Where Should I Go For Care?
Sometimes it's easy to know when you should go to an emergency room (ER), such as when you have severe chest pain or unstoppable bleeding. At other times, it's less clear. Where do you go when you have a sprained ankle or an ear infection? The ER is always an option, but it can be an expensive one.
What's more, as a growing number of people use ERs to treat minor illnesses, wait times for non-life threatening conditions are increasing. If you are not severely ill or injured, you will likely spend more time waiting in an ER than if you visit an urgent care center or other health care provider.
When considering your time, money and – especially – your health, it's important to know your options. The good news is that you have choices for receiving in-network care that work with your schedule and give you access to the kind of care you need. Know when to use each for non-emergency treatment and when it's necessary to go to the ER.
Your doctor's office is generally the best place to go for non-emergency care such as health exams, colds, flu, sore throats and minor injuries. Seeking treatment from your doctor will often result in lower out-of-pocket costs than either an urgent care facility or an ER.
Your doctor's office may take walk-ins, but it's best to call ahead to see if this option is available. You may need to make an appointment.
If you have an HMO, you should visit your primary care physician (PCP). Your PCP can provide non-emergency treatment or refer you to a specialist if your medical condition requires specialized treatment. If you do not have a PCP, call the number on the back of your member ID card or use Provider Finder® to search for a doctor within your plan's network.
Retail Health Clinic
Walk-in clinics are often located in stores and pharmacies and provide convenient, low-cost treatment for minor medical problems like: ear infections, athlete's foot, bronchitis and some vaccinations. Their hours are similar to retail store hours, and their out-of-pocket costs are generally lower than an urgent care facility or an ER. Walk-in clinics are a great option for non-emergencies if you do not have a doctor or cannot get in to see your doctor on a timely basis.
Urgent Care Facility
Urgent care centers can provide care when your doctor is not available and you don't have a true emergency, but need immediate care. For example, they can treat sprained ankles, fevers, and minor cuts and injuries. These are illnesses or injuries that do not pose an immediate threat to your health or life.

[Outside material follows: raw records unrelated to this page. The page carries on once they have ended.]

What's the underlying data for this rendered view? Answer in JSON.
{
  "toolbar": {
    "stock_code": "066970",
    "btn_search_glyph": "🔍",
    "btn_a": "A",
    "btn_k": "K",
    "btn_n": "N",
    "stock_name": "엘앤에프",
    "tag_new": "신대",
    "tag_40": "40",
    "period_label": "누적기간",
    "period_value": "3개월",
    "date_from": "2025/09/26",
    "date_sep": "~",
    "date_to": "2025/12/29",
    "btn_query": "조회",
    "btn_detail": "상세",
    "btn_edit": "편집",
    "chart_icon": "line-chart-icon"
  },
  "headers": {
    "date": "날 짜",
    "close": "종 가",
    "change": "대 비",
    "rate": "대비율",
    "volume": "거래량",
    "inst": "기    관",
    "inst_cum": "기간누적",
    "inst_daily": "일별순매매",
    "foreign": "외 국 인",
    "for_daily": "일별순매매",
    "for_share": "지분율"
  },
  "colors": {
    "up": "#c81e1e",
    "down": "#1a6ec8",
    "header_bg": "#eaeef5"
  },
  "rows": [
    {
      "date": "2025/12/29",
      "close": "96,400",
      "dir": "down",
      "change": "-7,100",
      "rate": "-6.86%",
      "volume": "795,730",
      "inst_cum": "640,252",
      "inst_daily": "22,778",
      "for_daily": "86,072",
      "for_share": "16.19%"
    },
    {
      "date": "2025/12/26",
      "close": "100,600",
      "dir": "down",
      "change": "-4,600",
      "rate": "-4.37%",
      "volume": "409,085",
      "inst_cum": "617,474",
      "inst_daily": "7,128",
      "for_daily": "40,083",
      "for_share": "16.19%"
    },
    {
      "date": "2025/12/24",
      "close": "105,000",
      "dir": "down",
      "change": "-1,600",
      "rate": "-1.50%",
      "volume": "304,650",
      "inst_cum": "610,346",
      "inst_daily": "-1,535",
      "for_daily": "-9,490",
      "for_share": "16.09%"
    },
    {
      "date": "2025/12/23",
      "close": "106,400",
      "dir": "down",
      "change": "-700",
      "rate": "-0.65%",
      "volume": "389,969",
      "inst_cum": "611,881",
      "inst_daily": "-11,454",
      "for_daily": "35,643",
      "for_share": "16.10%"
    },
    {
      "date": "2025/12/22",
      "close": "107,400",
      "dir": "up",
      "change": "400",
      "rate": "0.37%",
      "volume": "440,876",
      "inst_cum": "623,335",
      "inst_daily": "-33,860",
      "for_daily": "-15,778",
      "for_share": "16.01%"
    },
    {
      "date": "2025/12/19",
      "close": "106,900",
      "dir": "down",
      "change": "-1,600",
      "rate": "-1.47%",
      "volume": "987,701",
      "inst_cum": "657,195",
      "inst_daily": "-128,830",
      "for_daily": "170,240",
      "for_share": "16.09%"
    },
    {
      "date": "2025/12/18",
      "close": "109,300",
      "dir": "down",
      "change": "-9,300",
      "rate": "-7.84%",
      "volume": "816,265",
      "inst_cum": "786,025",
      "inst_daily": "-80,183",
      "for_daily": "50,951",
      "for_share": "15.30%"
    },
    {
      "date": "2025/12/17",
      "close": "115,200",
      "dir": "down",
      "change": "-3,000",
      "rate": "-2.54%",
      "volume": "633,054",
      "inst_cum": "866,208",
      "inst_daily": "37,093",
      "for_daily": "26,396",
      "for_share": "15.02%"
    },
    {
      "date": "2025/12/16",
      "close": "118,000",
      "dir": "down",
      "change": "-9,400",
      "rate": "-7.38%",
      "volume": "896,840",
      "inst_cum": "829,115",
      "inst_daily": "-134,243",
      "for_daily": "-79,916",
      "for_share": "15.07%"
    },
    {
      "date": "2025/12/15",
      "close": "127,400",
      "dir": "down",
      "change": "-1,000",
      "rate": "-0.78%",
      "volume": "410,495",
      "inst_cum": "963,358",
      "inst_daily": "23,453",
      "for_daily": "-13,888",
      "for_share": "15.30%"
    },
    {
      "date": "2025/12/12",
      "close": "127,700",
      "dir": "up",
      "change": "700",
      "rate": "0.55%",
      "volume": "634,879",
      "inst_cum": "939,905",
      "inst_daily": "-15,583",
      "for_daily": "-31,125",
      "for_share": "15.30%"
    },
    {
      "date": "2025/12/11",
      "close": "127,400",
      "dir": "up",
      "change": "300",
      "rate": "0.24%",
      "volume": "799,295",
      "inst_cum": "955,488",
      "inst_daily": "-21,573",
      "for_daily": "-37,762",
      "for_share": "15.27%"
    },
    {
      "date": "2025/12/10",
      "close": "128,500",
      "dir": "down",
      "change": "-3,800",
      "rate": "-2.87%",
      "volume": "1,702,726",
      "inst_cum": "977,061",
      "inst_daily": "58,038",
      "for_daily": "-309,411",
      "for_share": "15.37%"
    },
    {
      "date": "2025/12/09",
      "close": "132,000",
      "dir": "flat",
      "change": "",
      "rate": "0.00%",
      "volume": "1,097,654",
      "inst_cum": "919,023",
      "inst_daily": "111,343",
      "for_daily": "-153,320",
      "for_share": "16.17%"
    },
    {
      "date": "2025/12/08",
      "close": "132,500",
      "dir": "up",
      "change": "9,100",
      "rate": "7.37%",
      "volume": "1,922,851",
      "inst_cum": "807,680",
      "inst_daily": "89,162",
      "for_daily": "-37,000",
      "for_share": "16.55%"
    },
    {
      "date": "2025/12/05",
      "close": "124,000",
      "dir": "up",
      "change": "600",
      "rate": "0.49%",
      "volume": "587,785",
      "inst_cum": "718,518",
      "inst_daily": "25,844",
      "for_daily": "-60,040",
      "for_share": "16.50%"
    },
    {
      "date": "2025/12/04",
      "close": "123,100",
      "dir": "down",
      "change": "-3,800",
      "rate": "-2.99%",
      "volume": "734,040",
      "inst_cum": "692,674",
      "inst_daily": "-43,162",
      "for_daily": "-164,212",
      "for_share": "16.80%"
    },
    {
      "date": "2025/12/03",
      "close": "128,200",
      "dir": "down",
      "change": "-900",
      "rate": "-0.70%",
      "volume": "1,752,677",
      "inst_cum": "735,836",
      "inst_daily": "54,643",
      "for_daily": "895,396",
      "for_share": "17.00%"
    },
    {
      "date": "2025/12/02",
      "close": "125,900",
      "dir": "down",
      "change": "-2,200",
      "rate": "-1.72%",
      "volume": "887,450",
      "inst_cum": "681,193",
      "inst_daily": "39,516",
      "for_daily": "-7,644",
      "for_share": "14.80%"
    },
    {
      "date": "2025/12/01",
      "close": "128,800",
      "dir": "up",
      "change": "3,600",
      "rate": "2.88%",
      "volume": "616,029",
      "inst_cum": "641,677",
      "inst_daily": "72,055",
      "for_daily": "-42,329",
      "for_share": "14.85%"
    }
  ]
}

Urgent care centers are often open on evenings, weekends and holidays. Medical services at an urgent care facility typically have lower out-of-pocket costs than an ER but may be higher than if you visit a doctor's office or a retail health clinic.
Your local ER is available 24 hours a day, seven days a week and can treat serious illnesses and injuries. For medical emergencies, call 911 first. You may need an ambulance if:
- You need to be moved by medical professionals to prevent further injury
- Your condition is life-threatening or you think it may be life-threatening
- The distance to the hospital would cause a significant delay in receiving immediately-needed medical assistance
In the event of an emergency, it's important to get care at the hospital closest to you. You don't need to get prior approval if the ER closest to you is out-of-network. In many cases, you won't be charged more for these services than you would at an in-network ER.
If you're ready to search for a doctor, retail health clinic, urgent care center, or hospital, visit Provider Finder® and select your plan's network.